**** SUPPLIED MATERIAL
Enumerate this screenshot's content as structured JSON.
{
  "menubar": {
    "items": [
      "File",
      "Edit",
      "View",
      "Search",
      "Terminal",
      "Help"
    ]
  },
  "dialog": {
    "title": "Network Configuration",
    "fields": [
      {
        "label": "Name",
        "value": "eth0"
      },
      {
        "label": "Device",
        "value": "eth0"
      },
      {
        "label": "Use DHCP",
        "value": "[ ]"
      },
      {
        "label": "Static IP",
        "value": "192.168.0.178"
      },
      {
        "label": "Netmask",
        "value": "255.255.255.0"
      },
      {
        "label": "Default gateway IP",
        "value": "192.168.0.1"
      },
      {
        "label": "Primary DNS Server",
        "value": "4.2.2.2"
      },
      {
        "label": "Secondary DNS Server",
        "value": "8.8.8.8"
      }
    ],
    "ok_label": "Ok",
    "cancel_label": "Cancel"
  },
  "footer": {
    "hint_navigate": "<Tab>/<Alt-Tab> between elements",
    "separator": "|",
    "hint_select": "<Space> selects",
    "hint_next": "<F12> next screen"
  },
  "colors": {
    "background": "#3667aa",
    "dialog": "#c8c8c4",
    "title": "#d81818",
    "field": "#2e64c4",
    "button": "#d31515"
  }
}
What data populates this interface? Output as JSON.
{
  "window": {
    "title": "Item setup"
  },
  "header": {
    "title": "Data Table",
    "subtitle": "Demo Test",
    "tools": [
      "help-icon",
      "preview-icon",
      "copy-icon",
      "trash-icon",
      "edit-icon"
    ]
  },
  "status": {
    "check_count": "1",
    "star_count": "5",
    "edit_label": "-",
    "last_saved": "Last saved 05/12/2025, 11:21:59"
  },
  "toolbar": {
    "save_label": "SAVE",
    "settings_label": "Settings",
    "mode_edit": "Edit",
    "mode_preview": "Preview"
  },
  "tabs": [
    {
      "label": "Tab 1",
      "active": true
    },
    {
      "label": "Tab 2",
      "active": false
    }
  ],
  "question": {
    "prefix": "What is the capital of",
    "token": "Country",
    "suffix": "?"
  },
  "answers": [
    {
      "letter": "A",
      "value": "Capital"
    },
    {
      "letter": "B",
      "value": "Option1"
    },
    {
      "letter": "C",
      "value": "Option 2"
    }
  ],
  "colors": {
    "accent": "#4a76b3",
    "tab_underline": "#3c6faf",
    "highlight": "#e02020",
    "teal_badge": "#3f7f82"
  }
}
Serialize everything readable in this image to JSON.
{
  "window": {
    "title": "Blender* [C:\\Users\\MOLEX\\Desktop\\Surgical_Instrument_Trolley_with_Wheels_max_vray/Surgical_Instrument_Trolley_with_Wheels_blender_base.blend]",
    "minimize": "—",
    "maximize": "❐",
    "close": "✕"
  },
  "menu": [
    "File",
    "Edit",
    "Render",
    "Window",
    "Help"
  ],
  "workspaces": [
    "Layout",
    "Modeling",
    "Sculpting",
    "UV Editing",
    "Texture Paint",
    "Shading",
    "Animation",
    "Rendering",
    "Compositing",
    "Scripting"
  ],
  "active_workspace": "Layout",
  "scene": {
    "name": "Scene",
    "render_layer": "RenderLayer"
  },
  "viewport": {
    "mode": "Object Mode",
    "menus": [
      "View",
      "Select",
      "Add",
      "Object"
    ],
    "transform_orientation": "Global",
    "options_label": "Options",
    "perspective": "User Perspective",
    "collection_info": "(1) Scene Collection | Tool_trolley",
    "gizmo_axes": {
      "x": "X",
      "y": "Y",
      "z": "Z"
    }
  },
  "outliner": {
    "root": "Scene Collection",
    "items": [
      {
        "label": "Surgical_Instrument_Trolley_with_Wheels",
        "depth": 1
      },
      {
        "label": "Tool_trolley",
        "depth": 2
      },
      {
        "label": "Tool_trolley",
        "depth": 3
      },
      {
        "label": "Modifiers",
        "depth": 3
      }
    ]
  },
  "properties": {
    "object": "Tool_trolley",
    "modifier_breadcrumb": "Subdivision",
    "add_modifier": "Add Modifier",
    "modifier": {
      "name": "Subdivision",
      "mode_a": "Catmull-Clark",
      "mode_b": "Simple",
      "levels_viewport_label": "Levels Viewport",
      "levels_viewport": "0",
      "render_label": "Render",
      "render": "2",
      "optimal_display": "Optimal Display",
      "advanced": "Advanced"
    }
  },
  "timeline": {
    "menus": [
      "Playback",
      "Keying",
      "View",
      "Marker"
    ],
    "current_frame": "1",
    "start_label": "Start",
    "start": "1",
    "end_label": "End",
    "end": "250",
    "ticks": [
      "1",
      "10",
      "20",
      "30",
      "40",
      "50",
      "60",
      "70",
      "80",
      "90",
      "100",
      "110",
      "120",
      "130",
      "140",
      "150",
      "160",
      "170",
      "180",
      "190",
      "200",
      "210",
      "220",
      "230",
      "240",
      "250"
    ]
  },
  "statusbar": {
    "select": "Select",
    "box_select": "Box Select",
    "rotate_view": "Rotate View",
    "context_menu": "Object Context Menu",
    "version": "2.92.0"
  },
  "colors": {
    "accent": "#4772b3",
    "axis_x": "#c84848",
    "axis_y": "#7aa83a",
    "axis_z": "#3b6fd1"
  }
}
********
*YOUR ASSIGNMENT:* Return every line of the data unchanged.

*ANSWER TO THIS EXERCISE:*
Enumerate this screenshot's content as structured JSON.
{
  "menubar": {
    "items": [
      "File",
      "Edit",
      "View",
      "Search",
      "Terminal",
      "Help"
    ]
  },
  "dialog": {
    "title": "Network Configuration",
    "fields": [
      {
        "label": "Name",
        "value": "eth0"
      },
      {
        "label": "Device",
        "value": "eth0"
      },
      {
        "label": "Use DHCP",
        "value": "[ ]"
      },
      {
        "label": "Static IP",
        "value": "192.168.0.178"
      },
      {
        "label": "Netmask",
        "value": "255.255.255.0"
      },
      {
        "label": "Default gateway IP",
        "value": "192.168.0.1"
      },
      {
        "label": "Primary DNS Server",
        "value": "4.2.2.2"
      },
      {
        "label": "Secondary DNS Server",
        "value": "8.8.8.8"
      }
    ],
    "ok_label": "Ok",
    "cancel_label": "Cancel"
  },
  "footer": {
    "hint_navigate": "<Tab>/<Alt-Tab> between elements",
    "separator": "|",
    "hint_select": "<Space> selects",
    "hint_next": "<F12> next screen"
  },
  "colors": {
    "background": "#3667aa",
    "dialog": "#c8c8c4",
    "title": "#d81818",
    "field": "#2e64c4",
    "button": "#d31515"
  }
}
What data populates this interface? Output as JSON.
{
  "window": {
    "title": "Item setup"
  },
  "header": {
    "title": "Data Table",
    "subtitle": "Demo Test",
    "tools": [
      "help-icon",
      "preview-icon",
      "copy-icon",
      "trash-icon",
      "edit-icon"
    ]
  },
  "status": {
    "check_count": "1",
    "star_count": "5",
    "edit_label": "-",
    "last_saved": "Last saved 05/12/2025, 11:21:59"
  },
  "toolbar": {
    "save_label": "SAVE",
    "settings_label": "Settings",
    "mode_edit": "Edit",
    "mode_preview": "Preview"
  },
  "tabs": [
    {
      "label": "Tab 1",
      "active": true
    },
    {
      "label": "Tab 2",
      "active": false
    }
  ],
  "question": {
    "prefix": "What is the capital of",
    "token": "Country",
    "suffix": "?"
  },
  "answers": [
    {
      "letter": "A",
      "value": "Capital"
    },
    {
      "letter": "B",
      "value": "Option1"
    },
    {
      "letter": "C",
      "value": "Option 2"
    }
  ],
  "colors": {
    "accent": "#4a76b3",
    "tab_underline": "#3c6faf",
    "highlight": "#e02020",
    "teal_badge": "#3f7f82"
  }
}
Serialize everything readable in this image to JSON.
{
  "window": {
    "title": "Blender* [C:\\Users\\MOLEX\\Desktop\\Surgical_Instrument_Trolley_with_Wheels_max_vray/Surgical_Instrument_Trolley_with_Wheels_blender_base.blend]",
    "minimize": "—",
    "maximize": "❐",
    "close": "✕"
  },
  "menu": [
    "File",
    "Edit",
    "Render",
    "Window",
    "Help"
  ],
  "workspaces": [
    "Layout",
    "Modeling",
    "Sculpting",
    "UV Editing",
    "Texture Paint",
    "Shading",
    "Animation",
    "Rendering",
    "Compositing",
    "Scripting"
  ],
  "active_workspace": "Layout",
  "scene": {
    "name": "Scene",
    "render_layer": "RenderLayer"
  },
  "viewport": {
    "mode": "Object Mode",
    "menus": [
      "View",
      "Select",
      "Add",
      "Object"
    ],
    "transform_orientation": "Global",
    "options_label": "Options",
    "perspective": "User Perspective",
    "collection_info": "(1) Scene Collection | Tool_trolley",
    "gizmo_axes": {
      "x": "X",
      "y": "Y",
      "z": "Z"
    }
  },
  "outliner": {
    "root": "Scene Collection",
    "items": [
      {
        "label": "Surgical_Instrument_Trolley_with_Wheels",
        "depth": 1
      },
      {
        "label": "Tool_trolley",
        "depth": 2
      },
      {
        "label": "Tool_trolley",
        "depth": 3
      },
      {
        "label": "Modifiers",
        "depth": 3
      }
    ]
  },
  "properties": {
    "object": "Tool_trolley",
    "modifier_breadcrumb": "Subdivision",
    "add_modifier": "Add Modifier",
    "modifier": {
      "name": "Subdivision",
      "mode_a": "Catmull-Clark",
      "mode_b": "Simple",
      "levels_viewport_label": "Levels Viewport",
      "levels_viewport": "0",
      "render_label": "Render",
      "render": "2",
      "optimal_display": "Optimal Display",
      "advanced": "Advanced"
    }
  },
  "timeline": {
    "menus": [
      "Playback",
      "Keying",
      "View",
      "Marker"
    ],
    "current_frame": "1",
    "start_label": "Start",
    "start": "1",
    "end_label": "End",
    "end": "250",
    "ticks": [
      "1",
      "10",
      "20",
      "30",
      "40",
      "50",
      "60",
      "70",
      "80",
      "90",
      "100",
      "110",
      "120",
      "130",
      "140",
      "150",
      "160",
      "170",
      "180",
      "190",
      "200",
      "210",
      "220",
      "230",
      "240",
      "250"
    ]
  },
  "statusbar": {
    "select": "Select",
    "box_select": "Box Select",
    "rotate_view": "Rotate View",
    "context_menu": "Object Context Menu",
    "version": "2.92.0"
  },
  "colors": {
    "accent": "#4772b3",
    "axis_x": "#c84848",
    "axis_y": "#7aa83a",
    "axis_z": "#3b6fd1"
  }
}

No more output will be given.